Im Focus: Chemical reactions in the light of ultrashort X-ray pulses from free-electron lasers

Ultra-short, high-intensity X-ray flashes open the door to the foundations of chemical reactions. Free-electron lasers generate these kinds of pulses, but there is a catch: the pulses vary in duration and energy. An international research team has now presented a solution: Using a ring of 16 detectors and a circularly polarized laser beam, they can determine both factors with attosecond accuracy.

Free-electron lasers (FELs) generate extremely short and intense X-ray flashes. Researchers can use these flashes to resolve structures with diameters on the...

All Focus news of the innovation-report >>>

Anzeige

Anzeige

VideoLinks
Industry & Economy
Event News
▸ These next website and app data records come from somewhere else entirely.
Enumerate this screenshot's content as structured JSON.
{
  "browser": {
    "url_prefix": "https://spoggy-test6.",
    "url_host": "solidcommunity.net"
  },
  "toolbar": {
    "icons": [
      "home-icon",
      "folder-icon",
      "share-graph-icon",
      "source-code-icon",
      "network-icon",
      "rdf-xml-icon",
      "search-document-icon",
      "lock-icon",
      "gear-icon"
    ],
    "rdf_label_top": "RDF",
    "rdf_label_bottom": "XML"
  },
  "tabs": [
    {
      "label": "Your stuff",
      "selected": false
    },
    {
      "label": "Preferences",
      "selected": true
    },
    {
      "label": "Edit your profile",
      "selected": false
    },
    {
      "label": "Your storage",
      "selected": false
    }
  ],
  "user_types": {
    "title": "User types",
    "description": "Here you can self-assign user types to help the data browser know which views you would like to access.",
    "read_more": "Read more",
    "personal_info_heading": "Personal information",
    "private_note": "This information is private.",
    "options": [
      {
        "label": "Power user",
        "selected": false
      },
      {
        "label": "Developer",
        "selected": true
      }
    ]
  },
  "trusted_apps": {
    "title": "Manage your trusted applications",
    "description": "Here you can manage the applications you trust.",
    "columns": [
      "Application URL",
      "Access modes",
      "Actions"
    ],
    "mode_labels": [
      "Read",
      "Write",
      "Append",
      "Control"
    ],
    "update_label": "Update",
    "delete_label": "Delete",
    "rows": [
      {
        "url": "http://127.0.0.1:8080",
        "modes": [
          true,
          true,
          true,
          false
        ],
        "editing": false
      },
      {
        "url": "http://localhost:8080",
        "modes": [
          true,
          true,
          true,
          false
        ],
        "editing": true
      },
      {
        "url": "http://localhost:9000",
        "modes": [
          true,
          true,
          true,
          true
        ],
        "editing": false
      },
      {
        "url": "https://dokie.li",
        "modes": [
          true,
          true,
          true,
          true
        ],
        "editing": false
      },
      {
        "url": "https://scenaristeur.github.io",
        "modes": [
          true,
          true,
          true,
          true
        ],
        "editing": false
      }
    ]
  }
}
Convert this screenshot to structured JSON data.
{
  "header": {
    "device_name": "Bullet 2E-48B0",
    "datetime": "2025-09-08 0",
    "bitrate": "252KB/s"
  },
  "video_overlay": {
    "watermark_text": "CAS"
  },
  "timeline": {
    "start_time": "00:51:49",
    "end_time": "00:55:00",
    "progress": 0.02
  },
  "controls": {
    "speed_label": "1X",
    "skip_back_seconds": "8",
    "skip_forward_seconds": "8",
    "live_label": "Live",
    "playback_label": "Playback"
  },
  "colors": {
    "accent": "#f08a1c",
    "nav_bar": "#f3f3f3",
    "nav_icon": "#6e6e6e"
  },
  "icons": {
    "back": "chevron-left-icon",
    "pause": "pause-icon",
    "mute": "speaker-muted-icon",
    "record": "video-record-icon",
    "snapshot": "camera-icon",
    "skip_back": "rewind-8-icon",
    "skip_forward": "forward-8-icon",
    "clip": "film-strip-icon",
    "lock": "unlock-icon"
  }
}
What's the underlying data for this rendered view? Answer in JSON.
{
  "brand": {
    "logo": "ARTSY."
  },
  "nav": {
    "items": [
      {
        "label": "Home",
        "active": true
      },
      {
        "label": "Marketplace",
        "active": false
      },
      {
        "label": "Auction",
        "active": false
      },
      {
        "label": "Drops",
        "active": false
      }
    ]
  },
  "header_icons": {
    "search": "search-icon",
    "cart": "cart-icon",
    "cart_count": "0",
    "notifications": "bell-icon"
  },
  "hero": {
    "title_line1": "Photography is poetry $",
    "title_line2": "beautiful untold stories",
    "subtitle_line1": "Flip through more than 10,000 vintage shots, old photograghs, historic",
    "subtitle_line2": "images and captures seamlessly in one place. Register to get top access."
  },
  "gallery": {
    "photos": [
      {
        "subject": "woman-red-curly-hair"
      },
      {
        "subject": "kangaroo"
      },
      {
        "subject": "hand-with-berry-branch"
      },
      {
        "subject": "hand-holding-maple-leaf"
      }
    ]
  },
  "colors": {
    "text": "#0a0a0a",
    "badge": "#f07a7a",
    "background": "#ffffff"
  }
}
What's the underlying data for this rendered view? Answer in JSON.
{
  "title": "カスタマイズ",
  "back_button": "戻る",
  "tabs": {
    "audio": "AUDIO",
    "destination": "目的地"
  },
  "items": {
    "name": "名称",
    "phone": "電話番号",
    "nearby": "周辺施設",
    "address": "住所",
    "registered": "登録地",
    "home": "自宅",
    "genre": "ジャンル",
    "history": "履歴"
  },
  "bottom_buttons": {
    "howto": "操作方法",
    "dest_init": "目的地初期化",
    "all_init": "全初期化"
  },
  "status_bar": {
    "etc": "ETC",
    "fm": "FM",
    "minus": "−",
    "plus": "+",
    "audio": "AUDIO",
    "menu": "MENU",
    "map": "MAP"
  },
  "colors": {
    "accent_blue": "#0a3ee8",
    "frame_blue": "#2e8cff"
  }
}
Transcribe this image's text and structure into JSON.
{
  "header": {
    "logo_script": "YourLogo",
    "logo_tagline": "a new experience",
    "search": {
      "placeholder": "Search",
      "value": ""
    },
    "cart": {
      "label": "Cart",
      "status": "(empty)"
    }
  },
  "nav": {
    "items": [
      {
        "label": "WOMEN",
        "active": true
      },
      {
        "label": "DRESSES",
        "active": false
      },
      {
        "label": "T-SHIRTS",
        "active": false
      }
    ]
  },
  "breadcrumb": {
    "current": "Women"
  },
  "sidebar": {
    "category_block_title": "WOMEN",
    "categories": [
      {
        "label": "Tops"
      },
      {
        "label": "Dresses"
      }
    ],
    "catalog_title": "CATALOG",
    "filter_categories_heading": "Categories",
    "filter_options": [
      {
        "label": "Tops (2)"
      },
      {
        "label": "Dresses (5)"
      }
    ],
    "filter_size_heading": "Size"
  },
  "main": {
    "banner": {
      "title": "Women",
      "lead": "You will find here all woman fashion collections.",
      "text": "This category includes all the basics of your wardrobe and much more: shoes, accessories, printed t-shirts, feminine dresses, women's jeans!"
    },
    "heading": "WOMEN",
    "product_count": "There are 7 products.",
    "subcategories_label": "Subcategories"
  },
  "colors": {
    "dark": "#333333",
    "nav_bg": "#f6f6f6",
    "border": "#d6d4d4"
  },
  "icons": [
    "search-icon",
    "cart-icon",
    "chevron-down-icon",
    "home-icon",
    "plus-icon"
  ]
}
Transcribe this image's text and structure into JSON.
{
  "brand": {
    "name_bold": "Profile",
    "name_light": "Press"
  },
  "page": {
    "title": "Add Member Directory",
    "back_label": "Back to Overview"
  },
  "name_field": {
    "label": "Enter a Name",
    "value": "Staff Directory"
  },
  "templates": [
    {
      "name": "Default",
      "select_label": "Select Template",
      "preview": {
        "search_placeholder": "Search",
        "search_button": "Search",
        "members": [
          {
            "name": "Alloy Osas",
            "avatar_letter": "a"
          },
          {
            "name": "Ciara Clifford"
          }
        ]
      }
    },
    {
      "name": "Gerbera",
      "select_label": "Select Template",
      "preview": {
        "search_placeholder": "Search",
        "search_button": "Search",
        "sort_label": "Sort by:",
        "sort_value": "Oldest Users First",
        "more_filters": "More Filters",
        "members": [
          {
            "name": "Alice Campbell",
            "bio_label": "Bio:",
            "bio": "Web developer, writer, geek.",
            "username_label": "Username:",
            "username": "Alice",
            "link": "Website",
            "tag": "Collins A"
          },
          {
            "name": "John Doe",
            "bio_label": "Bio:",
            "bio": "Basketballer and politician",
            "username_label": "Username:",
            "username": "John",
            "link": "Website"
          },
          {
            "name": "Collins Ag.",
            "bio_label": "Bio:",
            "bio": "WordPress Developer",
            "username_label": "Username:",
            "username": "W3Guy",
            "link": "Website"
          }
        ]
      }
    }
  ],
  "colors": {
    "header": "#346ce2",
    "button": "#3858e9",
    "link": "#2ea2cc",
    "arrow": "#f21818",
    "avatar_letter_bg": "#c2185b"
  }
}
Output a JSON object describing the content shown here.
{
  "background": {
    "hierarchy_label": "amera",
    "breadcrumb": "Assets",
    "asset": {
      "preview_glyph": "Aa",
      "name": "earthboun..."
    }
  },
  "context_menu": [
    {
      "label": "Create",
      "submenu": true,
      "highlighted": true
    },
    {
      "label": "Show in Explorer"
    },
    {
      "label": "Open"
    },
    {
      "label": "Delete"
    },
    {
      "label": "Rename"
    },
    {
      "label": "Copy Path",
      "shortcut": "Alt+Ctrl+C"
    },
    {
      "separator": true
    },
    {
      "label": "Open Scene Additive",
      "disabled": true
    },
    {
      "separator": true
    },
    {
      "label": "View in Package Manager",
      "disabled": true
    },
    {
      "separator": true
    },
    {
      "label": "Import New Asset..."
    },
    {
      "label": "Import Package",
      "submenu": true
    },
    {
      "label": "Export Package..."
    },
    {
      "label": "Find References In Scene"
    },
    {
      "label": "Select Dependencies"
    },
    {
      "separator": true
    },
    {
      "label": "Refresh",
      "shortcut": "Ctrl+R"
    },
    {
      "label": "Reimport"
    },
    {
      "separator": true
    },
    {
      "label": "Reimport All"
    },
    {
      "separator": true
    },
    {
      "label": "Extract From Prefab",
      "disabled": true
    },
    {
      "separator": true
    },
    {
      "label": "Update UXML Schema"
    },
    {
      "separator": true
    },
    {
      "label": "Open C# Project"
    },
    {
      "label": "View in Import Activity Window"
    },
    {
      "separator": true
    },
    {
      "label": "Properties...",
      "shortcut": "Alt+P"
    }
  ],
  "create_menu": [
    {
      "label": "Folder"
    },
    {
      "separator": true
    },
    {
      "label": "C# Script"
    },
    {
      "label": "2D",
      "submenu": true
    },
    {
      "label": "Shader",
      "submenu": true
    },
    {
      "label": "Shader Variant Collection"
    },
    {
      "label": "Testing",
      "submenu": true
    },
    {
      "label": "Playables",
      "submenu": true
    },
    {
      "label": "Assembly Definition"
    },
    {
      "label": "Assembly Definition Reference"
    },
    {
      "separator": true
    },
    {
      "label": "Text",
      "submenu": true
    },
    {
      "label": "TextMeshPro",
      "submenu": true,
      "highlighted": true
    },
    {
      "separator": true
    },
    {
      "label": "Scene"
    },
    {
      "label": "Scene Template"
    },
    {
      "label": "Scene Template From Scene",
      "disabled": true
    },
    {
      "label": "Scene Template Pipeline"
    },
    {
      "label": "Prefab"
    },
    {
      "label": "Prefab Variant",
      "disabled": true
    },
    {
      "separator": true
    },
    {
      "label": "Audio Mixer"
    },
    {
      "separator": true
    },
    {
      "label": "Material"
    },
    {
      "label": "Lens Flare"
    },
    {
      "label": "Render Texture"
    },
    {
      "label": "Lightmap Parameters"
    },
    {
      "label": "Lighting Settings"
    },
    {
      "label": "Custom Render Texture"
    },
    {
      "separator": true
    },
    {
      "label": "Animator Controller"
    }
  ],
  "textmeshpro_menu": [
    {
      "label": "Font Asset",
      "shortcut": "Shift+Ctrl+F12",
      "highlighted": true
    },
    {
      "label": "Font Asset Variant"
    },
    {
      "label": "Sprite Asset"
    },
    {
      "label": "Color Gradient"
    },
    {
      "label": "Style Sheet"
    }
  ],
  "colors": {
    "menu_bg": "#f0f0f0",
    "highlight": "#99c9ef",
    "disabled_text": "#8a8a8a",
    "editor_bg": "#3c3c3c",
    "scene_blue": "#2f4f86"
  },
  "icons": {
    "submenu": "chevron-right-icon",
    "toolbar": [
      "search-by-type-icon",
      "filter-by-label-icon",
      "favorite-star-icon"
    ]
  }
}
Leading experts in Diabetes, Metabolism and Biomedical Engineering discuss Precision Medicine

13.07.2018 | Event News

Conference on Laser Polishing – LaP: Fine Tuning for Surfaces

12.07.2018 | Event News

11th European Wood-based Panel Symposium 2018: Meeting point for the wood-based materials industry

03.07.2018 | Event News

 
Latest News

Nano-kirigami: 'Paper-cut' provides model for 3D intelligent nanofabrication

16.07.2018 | Physics and Astronomy

New players, standardization and digitalization for more rail freight transport

16.07.2018 | Transportation and Logistics

Researchers discover natural product that could lead to new class of commercial herbicide

16.07.2018 | Agricultural and Forestry Science

VideoLinks
Science & Research
Overview of more VideoLinks >>>